Critically exploring the ways in which displacement is represented is crucial. In this piece Refugee Hosts PI Elena Fiddian-Qasmiyeh explains why, and outlines our project’s provocation of a ‘Spaces and Places, Not Faces’ approach when researching, recording, photographing and documenting displacement affected communities.
How can audiences engage with displacement? Virtual reality ‘encounters’ are one option, allowing audiences to ‘walk in the shoes’ of refugees, but at the expense of substance, or any meaningful consequence, argues Aikaterini Antonopoulou.
This soundscape of Athens, Greece, offers an evocative and immersive insight into sounds of everyday life in the city, as experienced by refugees and hosts. Soundscape and introduction by Tom Western and his team of collaborators.
The ‘global border regime’ is sustained by structures of violence that are in turn mirrored by the architectural structures that detain refugees and asylum seekers. In this piece, Dom Davies analyses these structures through the work of graphic novelists and artists.
Refugees are often cast as suffering victims, or as masses to be feared.
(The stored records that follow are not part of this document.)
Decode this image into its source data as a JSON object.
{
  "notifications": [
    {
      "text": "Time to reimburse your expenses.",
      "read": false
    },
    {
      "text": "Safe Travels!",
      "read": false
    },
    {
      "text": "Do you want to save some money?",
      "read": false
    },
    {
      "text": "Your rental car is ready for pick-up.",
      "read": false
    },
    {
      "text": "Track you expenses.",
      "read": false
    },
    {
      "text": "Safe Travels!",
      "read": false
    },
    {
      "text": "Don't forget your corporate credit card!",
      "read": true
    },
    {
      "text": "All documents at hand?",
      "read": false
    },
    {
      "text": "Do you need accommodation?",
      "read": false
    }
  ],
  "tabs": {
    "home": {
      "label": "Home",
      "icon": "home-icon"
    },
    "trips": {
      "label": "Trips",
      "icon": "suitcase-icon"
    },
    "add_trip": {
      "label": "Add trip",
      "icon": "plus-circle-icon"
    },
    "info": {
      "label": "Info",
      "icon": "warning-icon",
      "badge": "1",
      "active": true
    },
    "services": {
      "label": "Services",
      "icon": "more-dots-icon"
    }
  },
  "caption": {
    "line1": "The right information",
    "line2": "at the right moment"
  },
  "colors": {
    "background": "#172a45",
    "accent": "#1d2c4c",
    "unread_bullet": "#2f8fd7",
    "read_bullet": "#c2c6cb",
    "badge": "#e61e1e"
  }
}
By contrast, more humane depictions are possible, argues Dominika Blachnicka-Ciacek, if the focus shifts from individuals/masses, and toward the ‘materiality’ of displacement.
These poems, by Refugee Hosts Writer in Residence Yousif M. Qasmiyeh, consider the self-representation of refugees, of language, dialect and of encountering the Other. You can read and hear more of Yousif’s poetry in our Creative Archive.
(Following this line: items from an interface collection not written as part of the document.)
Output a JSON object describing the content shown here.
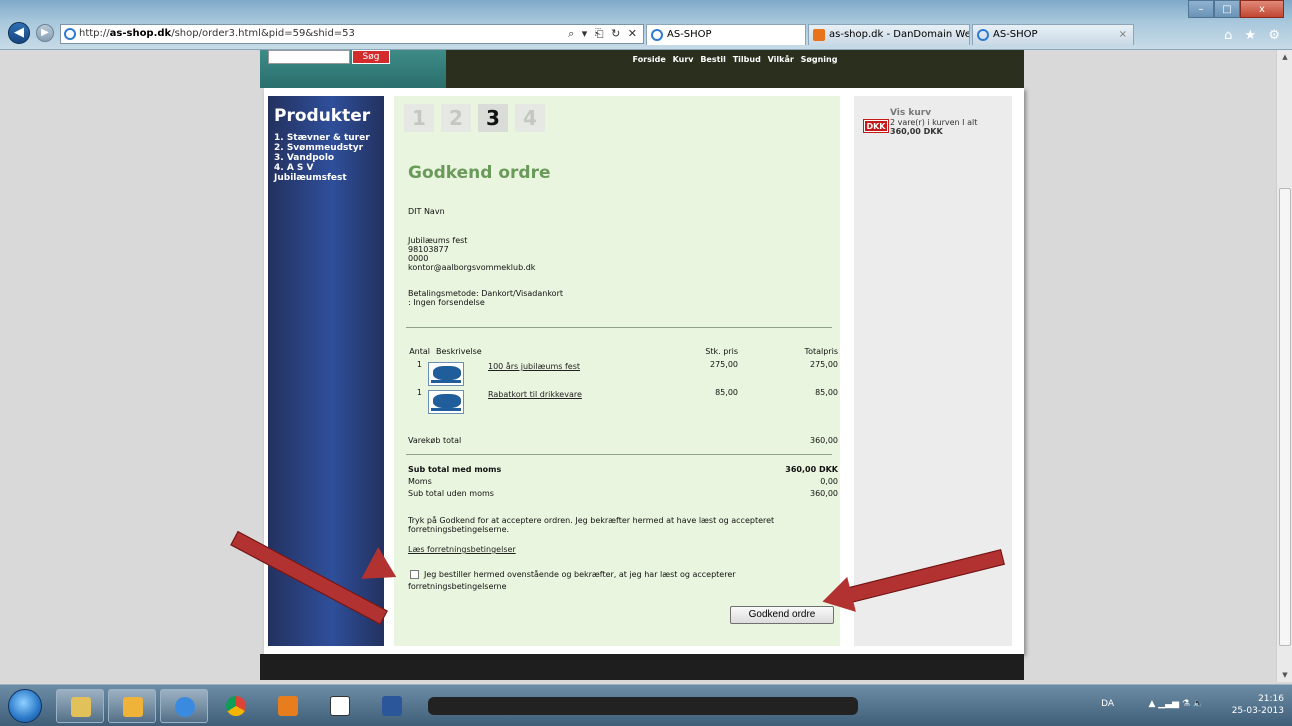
{
  "browser": {
    "url_prefix": "http://",
    "url_host": "as-shop.dk",
    "url_path": "/shop/order3.html&pid=59&shid=53",
    "url_tools": "⌕ ▾ ⎗ ↻ ✕",
    "tabs": [
      {
        "label": "AS-SHOP",
        "icon": "ie-icon"
      },
      {
        "label": "as-shop.dk - DanDomain Web...",
        "icon": "dandomain-icon"
      },
      {
        "label": "AS-SHOP",
        "icon": "ie-icon"
      }
    ],
    "window_buttons": [
      "–",
      "□",
      "x"
    ],
    "chrome_icons": "⌂ ★ ⚙"
  },
  "site": {
    "search_button": "Søg",
    "nav": [
      "Forside",
      "Kurv",
      "Bestil",
      "Tilbud",
      "Vilkår",
      "Søgning"
    ]
  },
  "sidebar": {
    "title": "Produkter",
    "items": [
      "1. Stævner & turer",
      "2. Svømmeudstyr",
      "3. Vandpolo",
      "4. A S V",
      "Jubilæumsfest"
    ]
  },
  "steps": [
    "1",
    "2",
    "3",
    "4"
  ],
  "order": {
    "title": "Godkend ordre",
    "name": "DIT Navn",
    "address_lines": [
      "Jubilæums fest",
      "98103877",
      "0000",
      "kontor@aalborgsvommeklub.dk"
    ],
    "payment": "Betalingsmetode: Dankort/Visadankort",
    "shipping": ": Ingen forsendelse",
    "headers": {
      "antal": "Antal",
      "desc": "Beskrivelse",
      "price": "Stk. pris",
      "total": "Totalpris"
    },
    "items": [
      {
        "qty": "1",
        "name": "100 års jubilæums fest",
        "price": "275,00",
        "total": "275,00"
      },
      {
        "qty": "1",
        "name": "Rabatkort til drikkevare",
        "price": "85,00",
        "total": "85,00"
      }
    ],
    "varekob_label": "Varekøb total",
    "varekob_value": "360,00",
    "subtotal_label": "Sub total med moms",
    "subtotal_value": "360,00 DKK",
    "moms_label": "Moms",
    "moms_value": "0,00",
    "subtotal_ex_label": "Sub total uden moms",
    "subtotal_ex_value": "360,00",
    "terms_text": "Tryk på Godkend for at acceptere ordren. Jeg bekræfter hermed at have læst og accepteret forretningsbetingelserne.",
    "terms_link": "Læs forretningsbetingelser",
    "checkbox_text": "Jeg bestiller hermed ovenstående og bekræfter, at jeg har læst og accepterer",
    "checkbox_text2": "forretningsbetingelserne",
    "approve_button": "Godkend ordre"
  },
  "cart": {
    "badge": "DKK",
    "title": "Vis kurv",
    "text_prefix": "2 vare(r) i kurven  I alt ",
    "total": "360,00 DKK"
  },
  "taskbar": {
    "lang": "DA",
    "time": "21:16",
    "date": "25-03-2013"
  },
  "colors": {
    "accent_green": "#6a9a5a",
    "main_bg": "#eaf5df",
    "sidebar_blue": "#2f4f9b",
    "arrow_red": "#b23131"
  }
}
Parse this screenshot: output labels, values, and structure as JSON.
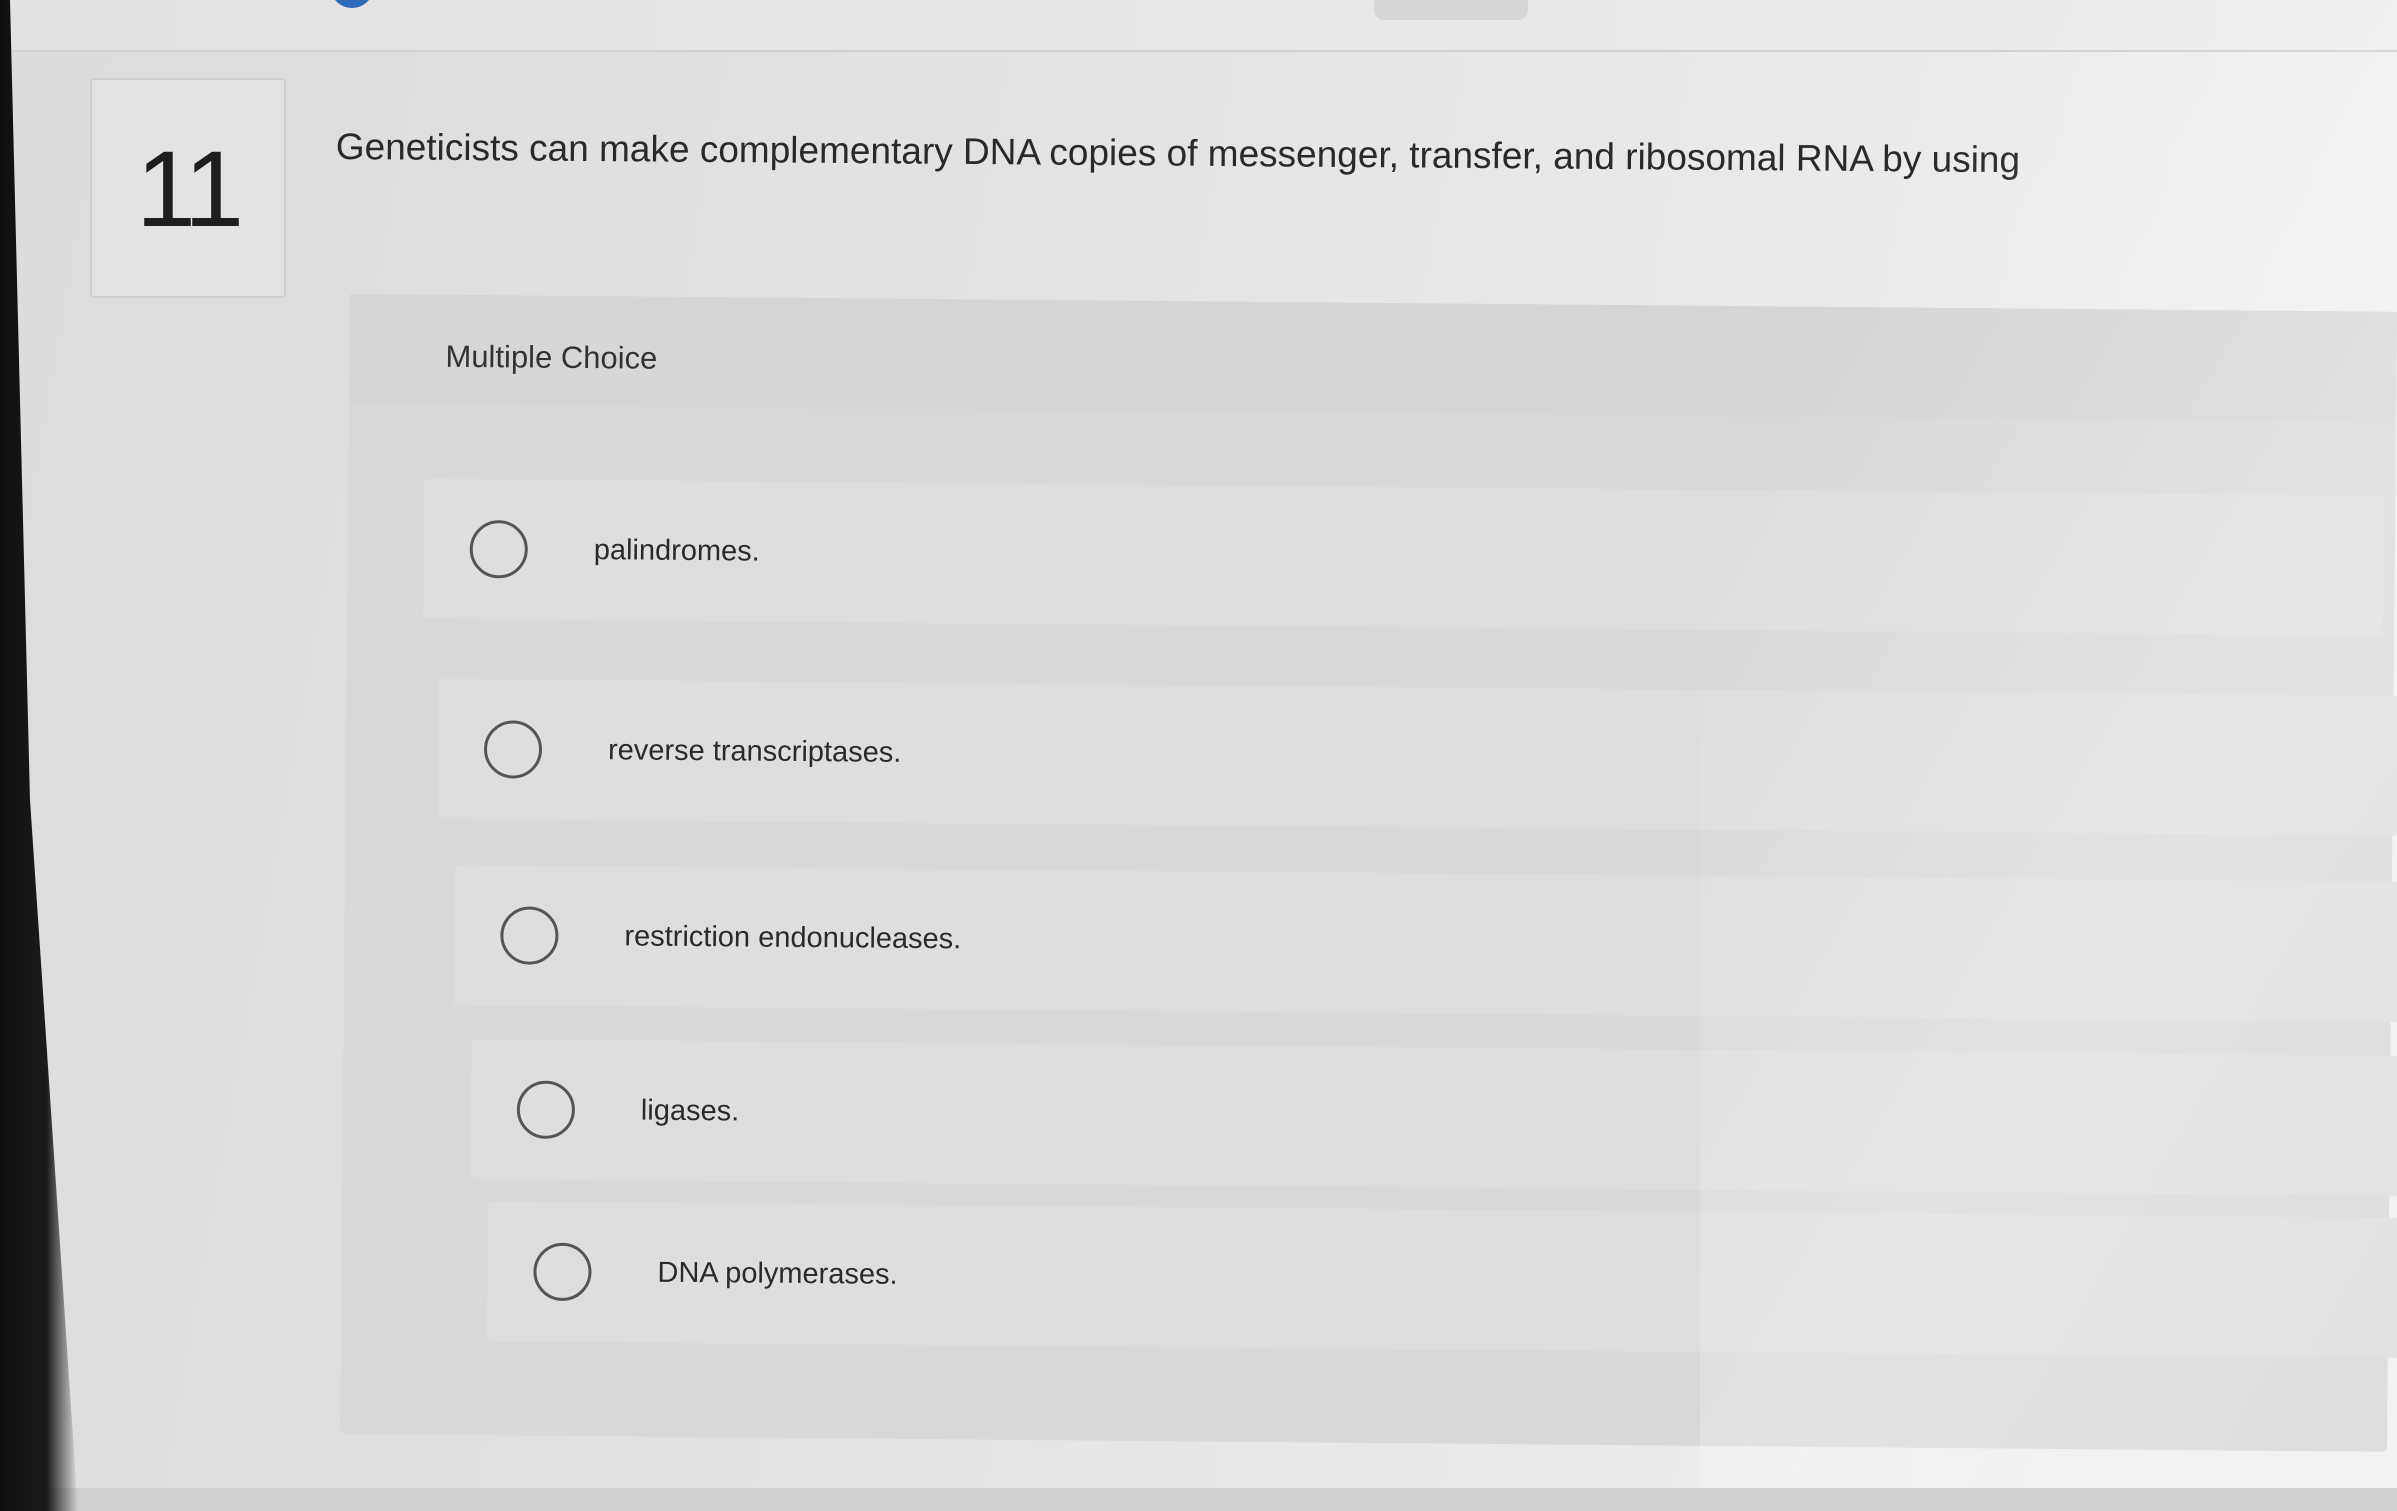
{
  "question": {
    "number": "11",
    "text": "Geneticists can make complementary DNA copies of messenger, transfer, and ribosomal RNA by using"
  },
  "panel": {
    "title": "Multiple Choice"
  },
  "options": [
    {
      "label": "palindromes."
    },
    {
      "label": "reverse transcriptases."
    },
    {
      "label": "restriction endonucleases."
    },
    {
      "label": "ligases."
    },
    {
      "label": "DNA polymerases."
    }
  ],
  "colors": {
    "accent": "#2e6ab8",
    "text": "#2a2a2a",
    "panel_bg": "#d9d9d9"
  }
}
The telling of ‘refugee stories’ by humanitarian organisations can sometimes result in exclusionary outcomes. Instead, by focusing on ‘everyday encounters’, argues Leonie Harsch, can the narrative around displacement begin to improve.
NGO and UN representations of refugee camps would suggest displaced people live in a state of eternal daylight. By contrast, Elena Fiddian-Qasmiyeh captures the diverse reality of living in a camp at night.
Depicting certain communities as intrinsically more ‘welcoming’ and ‘tolerant’ often obscures diverse of exclusion, argues Siobhán McGuirk. In the case of LGBTQ host communities in the USA, many immigrants and refugees feel unwelcome, despite assuming the community was a ‘safe space’ for them.
This poem, by Refugee Hosts Writer in Residence Yousif M. Qasmiyeh, explores both how a refugee camp comes into representation, and how that representation is shaped by memory, language, resistance and the everyday lives of the displaced.
All photos (c) the authors and/or Refugee Hosts. Not for re-production.
To read other contributions to our Representations of Displacement series, click here.